++++ Working data

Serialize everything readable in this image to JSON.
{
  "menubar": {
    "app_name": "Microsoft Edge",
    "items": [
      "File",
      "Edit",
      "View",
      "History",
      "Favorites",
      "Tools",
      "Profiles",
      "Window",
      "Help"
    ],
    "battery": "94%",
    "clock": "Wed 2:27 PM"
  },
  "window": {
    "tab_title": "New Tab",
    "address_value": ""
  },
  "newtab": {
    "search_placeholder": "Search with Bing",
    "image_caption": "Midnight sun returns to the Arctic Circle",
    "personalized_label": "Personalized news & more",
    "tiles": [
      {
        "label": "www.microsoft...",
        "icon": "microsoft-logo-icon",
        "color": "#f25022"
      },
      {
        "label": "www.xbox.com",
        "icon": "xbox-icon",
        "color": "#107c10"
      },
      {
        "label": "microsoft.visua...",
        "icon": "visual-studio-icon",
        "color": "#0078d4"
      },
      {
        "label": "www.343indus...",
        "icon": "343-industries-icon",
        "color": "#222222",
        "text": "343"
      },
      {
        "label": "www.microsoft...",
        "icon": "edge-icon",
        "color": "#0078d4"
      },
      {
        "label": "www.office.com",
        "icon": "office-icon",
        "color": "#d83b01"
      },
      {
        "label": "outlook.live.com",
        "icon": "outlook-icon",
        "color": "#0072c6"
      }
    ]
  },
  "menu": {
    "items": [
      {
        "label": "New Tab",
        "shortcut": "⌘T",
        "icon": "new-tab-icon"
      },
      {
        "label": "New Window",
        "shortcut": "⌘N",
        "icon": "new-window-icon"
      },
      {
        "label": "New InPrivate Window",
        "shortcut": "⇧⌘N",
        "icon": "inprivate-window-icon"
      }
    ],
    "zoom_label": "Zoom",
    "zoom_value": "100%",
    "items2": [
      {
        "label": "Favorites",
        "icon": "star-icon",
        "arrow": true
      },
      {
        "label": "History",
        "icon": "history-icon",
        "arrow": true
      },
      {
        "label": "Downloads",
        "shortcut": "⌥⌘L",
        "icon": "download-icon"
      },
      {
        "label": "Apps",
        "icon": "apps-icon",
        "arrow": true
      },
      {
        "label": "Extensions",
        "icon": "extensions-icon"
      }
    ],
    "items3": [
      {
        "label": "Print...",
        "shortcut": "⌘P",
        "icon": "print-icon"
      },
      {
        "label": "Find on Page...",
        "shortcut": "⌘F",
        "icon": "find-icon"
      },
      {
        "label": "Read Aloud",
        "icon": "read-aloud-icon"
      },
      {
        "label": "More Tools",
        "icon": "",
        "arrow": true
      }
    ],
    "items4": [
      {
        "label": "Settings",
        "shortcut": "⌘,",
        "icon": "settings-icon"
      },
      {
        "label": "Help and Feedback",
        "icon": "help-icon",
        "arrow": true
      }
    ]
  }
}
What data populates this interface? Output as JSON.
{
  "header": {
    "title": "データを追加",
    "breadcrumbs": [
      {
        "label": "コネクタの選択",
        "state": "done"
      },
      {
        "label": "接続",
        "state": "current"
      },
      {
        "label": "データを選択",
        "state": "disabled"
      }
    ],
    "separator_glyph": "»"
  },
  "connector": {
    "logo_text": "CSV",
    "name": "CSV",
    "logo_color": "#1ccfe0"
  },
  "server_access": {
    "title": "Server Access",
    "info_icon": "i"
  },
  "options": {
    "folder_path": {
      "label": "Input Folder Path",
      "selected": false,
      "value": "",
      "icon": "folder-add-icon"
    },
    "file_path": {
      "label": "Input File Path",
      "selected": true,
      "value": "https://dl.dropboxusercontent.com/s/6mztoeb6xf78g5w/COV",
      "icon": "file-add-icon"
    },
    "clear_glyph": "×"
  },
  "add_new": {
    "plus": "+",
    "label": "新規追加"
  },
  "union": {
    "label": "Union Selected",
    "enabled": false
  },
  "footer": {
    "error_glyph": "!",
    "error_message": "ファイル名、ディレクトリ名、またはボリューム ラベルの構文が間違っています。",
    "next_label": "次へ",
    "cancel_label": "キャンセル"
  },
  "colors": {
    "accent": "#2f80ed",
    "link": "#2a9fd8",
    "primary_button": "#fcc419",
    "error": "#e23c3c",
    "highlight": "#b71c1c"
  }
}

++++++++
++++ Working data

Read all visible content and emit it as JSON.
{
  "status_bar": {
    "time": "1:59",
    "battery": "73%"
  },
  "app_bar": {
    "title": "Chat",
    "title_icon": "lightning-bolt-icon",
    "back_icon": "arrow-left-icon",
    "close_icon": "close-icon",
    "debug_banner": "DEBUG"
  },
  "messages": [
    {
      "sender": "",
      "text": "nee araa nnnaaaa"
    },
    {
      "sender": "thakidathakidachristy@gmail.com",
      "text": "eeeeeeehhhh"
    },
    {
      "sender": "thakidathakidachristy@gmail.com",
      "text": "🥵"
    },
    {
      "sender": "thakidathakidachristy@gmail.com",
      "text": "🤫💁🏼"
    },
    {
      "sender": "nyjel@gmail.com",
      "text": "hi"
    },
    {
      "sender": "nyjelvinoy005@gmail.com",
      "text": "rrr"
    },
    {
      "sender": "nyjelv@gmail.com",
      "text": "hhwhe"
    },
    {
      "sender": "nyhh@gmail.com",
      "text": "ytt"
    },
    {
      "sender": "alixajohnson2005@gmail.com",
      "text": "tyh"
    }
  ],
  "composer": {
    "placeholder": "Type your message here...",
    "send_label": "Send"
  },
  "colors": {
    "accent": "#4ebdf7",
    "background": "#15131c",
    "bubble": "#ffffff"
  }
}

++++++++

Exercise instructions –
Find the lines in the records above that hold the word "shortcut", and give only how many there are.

Exercise response –
7